BEGIN RECORDS SUPPLIED

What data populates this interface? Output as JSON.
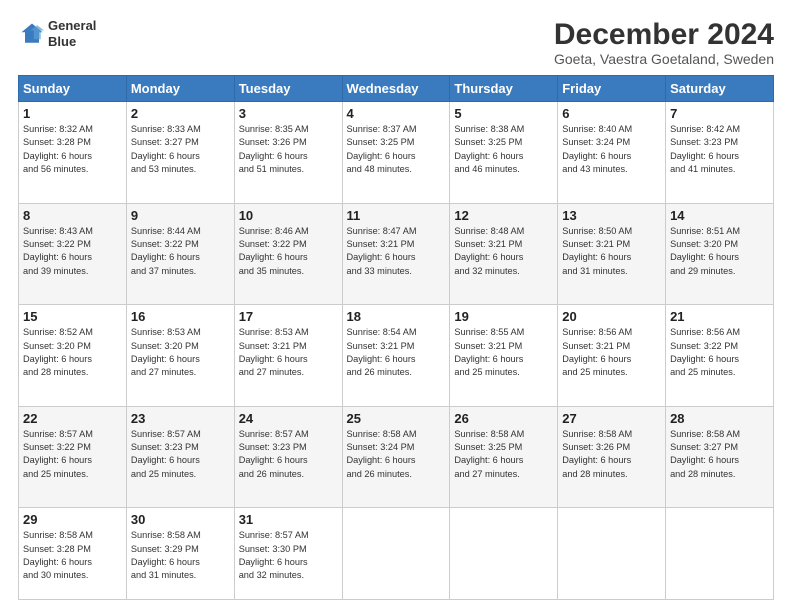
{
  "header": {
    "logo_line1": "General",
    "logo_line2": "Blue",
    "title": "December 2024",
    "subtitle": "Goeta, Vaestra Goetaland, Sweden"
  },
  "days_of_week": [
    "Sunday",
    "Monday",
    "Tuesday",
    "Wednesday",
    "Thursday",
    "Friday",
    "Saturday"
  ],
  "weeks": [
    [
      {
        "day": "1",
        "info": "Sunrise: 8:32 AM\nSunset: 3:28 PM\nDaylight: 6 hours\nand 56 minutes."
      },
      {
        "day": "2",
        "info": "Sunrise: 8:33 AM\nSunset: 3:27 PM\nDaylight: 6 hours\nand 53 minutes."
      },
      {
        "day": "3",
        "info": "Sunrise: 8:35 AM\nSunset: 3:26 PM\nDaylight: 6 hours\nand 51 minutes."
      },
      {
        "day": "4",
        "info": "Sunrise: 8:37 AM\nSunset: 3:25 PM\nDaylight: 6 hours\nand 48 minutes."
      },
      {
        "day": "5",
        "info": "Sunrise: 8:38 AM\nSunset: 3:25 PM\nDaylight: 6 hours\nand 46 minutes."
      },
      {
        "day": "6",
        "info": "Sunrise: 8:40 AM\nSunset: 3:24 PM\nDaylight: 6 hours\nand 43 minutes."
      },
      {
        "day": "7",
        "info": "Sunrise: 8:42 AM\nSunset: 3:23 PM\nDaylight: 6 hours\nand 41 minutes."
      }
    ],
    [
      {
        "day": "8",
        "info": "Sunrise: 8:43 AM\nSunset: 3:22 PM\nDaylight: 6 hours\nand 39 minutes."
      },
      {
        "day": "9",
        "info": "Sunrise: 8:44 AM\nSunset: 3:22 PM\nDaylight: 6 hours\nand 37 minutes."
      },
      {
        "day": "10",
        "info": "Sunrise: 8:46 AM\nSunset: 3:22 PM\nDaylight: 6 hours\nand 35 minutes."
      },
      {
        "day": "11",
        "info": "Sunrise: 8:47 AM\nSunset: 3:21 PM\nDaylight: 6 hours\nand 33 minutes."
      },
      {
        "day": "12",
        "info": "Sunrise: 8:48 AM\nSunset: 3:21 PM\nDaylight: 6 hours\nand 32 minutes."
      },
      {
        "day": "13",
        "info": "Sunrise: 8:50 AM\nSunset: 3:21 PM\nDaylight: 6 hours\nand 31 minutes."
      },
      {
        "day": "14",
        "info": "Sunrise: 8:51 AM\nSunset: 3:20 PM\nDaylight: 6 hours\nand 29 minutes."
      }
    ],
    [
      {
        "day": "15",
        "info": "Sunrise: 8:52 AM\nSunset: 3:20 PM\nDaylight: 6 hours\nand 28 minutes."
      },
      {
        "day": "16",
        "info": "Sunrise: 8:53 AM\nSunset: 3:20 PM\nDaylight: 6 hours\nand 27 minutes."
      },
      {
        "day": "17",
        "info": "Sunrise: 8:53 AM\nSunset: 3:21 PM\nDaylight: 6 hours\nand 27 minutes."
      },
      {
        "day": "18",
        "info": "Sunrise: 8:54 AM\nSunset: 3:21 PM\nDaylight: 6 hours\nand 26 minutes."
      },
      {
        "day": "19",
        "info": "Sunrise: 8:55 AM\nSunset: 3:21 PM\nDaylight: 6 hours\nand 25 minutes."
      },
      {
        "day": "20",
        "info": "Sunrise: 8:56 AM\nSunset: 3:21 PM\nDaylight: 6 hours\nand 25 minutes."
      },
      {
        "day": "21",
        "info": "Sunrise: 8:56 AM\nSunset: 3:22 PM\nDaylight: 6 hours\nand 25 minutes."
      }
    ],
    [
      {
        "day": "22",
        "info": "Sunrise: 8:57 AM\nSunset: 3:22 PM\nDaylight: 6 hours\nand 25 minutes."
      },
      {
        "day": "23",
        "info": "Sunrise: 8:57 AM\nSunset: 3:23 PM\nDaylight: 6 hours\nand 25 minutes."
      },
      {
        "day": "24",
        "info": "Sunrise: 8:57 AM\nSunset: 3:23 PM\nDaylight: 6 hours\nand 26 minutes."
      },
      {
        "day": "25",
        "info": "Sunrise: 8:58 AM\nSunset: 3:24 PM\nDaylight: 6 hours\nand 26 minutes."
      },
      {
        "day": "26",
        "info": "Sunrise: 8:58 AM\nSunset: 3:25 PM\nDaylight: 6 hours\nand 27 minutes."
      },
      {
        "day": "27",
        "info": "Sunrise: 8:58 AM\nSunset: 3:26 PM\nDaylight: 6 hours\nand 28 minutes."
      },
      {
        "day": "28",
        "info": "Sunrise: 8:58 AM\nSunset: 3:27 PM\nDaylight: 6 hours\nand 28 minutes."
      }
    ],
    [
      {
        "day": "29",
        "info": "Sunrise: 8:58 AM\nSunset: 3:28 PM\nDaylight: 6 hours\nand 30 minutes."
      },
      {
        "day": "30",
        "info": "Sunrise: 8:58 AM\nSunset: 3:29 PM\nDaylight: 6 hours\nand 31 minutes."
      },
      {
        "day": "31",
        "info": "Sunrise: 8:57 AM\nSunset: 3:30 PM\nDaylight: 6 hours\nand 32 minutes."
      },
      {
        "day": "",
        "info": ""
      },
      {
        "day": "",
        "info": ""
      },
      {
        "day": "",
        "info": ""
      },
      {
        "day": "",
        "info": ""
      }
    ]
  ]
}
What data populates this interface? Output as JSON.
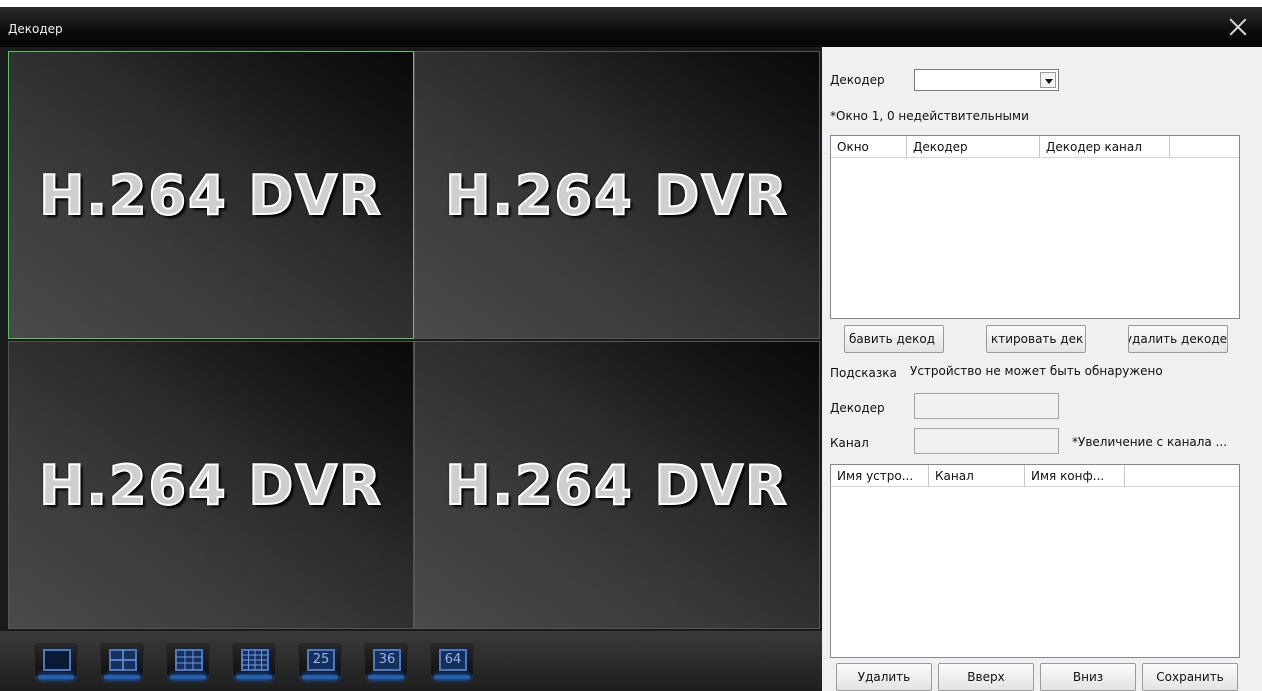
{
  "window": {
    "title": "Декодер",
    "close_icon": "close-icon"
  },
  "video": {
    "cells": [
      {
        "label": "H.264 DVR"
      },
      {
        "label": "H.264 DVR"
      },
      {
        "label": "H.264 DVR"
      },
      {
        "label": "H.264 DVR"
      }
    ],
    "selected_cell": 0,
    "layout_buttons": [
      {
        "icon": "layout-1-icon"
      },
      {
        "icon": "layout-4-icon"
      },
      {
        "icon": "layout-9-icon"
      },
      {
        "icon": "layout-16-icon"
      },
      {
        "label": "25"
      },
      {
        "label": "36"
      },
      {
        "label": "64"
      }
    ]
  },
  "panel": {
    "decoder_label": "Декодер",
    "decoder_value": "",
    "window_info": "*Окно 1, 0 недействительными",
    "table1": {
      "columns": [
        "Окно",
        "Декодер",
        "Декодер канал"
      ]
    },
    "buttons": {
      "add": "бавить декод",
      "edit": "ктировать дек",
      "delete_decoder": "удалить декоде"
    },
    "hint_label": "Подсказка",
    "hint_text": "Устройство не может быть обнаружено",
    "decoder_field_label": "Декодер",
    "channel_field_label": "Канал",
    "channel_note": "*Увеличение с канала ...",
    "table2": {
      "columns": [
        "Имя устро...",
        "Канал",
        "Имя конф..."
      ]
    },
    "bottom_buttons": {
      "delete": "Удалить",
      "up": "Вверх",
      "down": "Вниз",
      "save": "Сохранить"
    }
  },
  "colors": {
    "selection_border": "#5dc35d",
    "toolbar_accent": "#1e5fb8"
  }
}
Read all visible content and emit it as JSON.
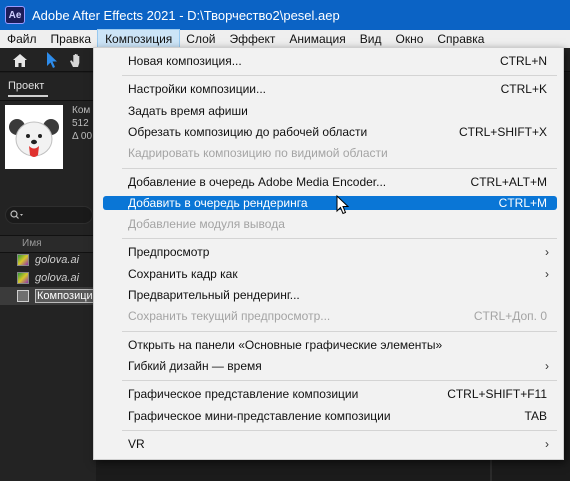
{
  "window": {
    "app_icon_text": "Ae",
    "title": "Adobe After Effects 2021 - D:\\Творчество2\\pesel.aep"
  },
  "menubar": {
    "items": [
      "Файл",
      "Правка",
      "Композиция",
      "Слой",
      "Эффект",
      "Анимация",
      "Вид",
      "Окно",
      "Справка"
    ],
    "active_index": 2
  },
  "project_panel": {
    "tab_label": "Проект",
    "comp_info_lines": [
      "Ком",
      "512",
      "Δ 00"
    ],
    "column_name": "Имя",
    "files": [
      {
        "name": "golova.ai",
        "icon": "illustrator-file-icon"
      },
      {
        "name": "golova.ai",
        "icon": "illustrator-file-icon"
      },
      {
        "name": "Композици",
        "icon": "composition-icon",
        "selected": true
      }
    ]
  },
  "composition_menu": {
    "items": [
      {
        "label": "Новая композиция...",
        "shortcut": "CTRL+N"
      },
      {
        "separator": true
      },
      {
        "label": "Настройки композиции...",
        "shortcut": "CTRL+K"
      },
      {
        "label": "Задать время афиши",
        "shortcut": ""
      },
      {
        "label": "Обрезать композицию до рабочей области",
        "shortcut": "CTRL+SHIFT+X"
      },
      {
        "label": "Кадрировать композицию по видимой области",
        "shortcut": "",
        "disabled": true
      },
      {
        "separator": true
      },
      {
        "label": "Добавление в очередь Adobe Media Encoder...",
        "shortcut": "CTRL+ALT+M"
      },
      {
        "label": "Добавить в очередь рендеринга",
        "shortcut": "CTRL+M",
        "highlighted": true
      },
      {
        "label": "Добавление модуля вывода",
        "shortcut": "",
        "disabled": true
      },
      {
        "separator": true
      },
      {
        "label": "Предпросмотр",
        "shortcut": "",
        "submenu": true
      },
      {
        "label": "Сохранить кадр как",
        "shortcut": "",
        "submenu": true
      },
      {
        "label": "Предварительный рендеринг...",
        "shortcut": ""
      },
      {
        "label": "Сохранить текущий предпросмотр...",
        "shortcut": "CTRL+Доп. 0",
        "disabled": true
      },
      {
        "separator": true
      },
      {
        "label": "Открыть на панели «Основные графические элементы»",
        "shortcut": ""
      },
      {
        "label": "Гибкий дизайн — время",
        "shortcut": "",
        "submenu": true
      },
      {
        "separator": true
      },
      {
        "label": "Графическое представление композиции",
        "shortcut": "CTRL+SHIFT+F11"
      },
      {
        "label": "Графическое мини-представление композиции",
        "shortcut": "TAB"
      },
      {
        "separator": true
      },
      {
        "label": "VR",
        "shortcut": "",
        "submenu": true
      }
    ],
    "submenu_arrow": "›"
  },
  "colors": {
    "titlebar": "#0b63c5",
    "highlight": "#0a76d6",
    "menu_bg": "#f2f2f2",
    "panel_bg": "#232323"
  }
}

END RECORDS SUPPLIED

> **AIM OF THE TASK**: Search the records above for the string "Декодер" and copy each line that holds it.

> **EXPECTED ANSWER**:
    "title": "Декодер",
    "decoder_label": "Декодер",
        "Декодер",
        "Декодер канал"
    "decoder_field_label": "Декодер",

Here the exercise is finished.